Community Research and Development Information Service - CORDIS

Early diagnosis and decreased mortality of breast cancer

Breast cancer has become the leading cause of death among European women aged 35 – 65. EU-funded researchers developed portable, easy-to-use and cost-effective ultrasound technology that could change that for thousands of women.
Early diagnosis and decreased mortality of breast cancer
Breast cancer currently has a 40 % mortality rate meaning that for every 100,000 women with breast cancer, 40 000 will not survive.

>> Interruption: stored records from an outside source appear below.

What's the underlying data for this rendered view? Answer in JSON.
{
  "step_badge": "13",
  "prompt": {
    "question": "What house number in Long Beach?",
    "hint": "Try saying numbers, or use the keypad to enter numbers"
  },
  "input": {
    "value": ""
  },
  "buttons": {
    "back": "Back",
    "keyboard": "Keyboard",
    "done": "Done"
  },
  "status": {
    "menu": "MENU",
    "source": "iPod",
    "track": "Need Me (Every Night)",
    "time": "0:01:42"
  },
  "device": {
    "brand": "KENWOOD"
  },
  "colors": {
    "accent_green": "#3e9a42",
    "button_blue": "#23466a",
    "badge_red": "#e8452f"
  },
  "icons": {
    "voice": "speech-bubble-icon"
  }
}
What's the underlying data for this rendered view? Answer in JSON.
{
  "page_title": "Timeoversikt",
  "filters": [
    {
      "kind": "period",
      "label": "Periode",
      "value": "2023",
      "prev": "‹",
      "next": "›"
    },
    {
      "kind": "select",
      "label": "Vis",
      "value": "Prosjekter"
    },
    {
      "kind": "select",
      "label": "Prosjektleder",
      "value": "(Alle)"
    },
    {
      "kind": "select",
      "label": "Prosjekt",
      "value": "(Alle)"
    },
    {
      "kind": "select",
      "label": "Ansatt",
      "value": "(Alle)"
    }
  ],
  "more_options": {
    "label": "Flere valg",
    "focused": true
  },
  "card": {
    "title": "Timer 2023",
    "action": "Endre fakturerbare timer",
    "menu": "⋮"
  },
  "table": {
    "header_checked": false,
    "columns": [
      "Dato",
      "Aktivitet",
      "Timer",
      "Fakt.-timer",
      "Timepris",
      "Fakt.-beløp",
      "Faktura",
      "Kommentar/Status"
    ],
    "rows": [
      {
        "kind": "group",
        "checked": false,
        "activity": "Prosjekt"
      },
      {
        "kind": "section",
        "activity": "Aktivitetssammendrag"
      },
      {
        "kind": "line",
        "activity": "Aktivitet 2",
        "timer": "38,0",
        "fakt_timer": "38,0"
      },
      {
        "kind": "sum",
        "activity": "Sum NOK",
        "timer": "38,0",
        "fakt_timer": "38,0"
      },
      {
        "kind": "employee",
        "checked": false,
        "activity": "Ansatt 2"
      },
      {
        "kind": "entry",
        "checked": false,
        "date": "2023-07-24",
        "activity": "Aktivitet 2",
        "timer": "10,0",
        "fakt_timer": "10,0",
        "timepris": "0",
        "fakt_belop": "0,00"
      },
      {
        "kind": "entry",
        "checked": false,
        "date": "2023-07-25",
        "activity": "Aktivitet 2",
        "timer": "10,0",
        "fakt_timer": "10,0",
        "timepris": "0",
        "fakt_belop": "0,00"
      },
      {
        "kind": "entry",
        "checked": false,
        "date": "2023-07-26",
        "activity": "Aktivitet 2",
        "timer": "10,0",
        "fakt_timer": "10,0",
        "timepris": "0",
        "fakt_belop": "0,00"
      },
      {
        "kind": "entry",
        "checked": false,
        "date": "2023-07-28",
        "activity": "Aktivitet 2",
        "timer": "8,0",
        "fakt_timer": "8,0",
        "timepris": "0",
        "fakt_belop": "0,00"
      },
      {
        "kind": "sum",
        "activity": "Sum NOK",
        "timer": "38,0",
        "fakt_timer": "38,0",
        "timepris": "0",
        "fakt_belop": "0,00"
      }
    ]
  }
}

A group of scientists was encouraged by closer analysis of the data. Patients with breast cancer detected before metastases (development of secondary cancers) have a much lower mortality rate compared to those with cancer detected after metastases (20 % versus 65 % mortality, respectively).

Given that early diagnosis is the key to increasing survival rates, the scientists initiated the MUST project to develop highly portable, easy-to-use, fully affordable multidimensional (three-dimensional, 3D) ultrasonic scanning technology.

Ultrasound scans use high-frequency sound waves to image an internal part of the body. Most multidimensional scanning systems suffer from poor image resolution.

They typically consist of a set of sensors for data acquisition and complex, expensive computer hardware/software for data processing and construction of a 3D image from the raw data. Reconstruction of a 3D image directly from the raw data is costly and rarely employed.

Together with three research and technology development (RTD) partners, small and medium-sized enterprises (SMEs) from four EU Member States formed a technological and business consortium. They sought to develop cost-effective, high-resolution single-stage generation of 3D images directly from raw data.

The MUST team has formed a supply chain with the ability to get the developed technology to market, putting the power of ultrasound technology into the hands of people who need it throughout Europe and beyond.

Related information

Follow us on: RSS Facebook Twitter YouTube Managed by the EU Publications Office Top